Of course, precarious working and low pay are the weapons the bosses use to maximise their profits. But workers are fighting these methods by organising in the trade unions.
Look at the impressive strike action by ancillary workers at Barts health trust in east London. Serco pays them as little as it can get away with, less than their fellow workers on NHS contracts.
And these methods are not confined to porters, cleaners etc. Many NHS trusts and commercial GP surgeries are forming companies to supply services like physiotherapy, laboratories and diagnostics.
Temporary, insecure employment is no way to run a proper health service. Patients on long waiting lists are being softened up to the idea of seeking treatment in the private sector.
One of the most shocking things when the pandemic started was the thousands of needless deaths in care homes. Elderly people were being discharged back to care homes without being tested.
But care homes, in spite of being a multibillion industry, are founded on low pay and precarious working. Agency workers were working in more than one home a day, often with inadequate PPE. If you had Covid symptoms, but you couldn’t get sick pay – you had to work.
83% of care homes are run for a profit, often by multinational chains. 5,500 different providers operate 11,300 care homes.
NHS and local authorities have closed or sold off nearly half a million care home beds through the cuts of previous decades. Community and long-stay care is even more privatised and fragmented in the UK than it is in the US.
The NHS, one of the most important achievements of working-class people, is being undermined and blatantly sold off. The expertise and dedication of healthcare workers is being offered up to ruthless multinationals. These companies have honed their business plan in the expensive and ineffective US system.
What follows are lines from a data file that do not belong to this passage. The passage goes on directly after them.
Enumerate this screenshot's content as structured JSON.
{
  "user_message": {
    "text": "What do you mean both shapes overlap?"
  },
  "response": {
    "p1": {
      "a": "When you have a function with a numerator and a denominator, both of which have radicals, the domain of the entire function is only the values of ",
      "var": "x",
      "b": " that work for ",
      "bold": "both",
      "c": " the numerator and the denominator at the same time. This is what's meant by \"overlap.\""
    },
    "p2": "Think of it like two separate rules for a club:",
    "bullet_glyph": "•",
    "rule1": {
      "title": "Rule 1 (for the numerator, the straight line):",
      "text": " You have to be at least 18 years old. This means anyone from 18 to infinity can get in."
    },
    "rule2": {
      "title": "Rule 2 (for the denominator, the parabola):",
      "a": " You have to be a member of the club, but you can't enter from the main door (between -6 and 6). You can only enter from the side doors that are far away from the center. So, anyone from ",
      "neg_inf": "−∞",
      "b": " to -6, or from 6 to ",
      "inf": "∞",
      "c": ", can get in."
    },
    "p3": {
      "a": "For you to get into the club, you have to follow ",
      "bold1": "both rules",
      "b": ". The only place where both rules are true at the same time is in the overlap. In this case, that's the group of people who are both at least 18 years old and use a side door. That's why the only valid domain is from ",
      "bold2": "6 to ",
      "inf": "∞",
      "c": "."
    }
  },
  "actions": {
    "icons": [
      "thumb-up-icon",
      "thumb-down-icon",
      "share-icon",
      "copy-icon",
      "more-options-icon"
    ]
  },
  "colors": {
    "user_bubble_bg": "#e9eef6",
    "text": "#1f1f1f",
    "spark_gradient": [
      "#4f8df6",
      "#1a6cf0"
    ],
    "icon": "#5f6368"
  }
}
But we can take our lead from the workers who are fighting back, not just for their pay and conditions, but to defend and rebuild the NHS itself. This struggle needs to be generalised. Many people probably don’t know much about the latest round of attacks as they rumble through the House of Lords, but they would join a generalised struggle to stop them.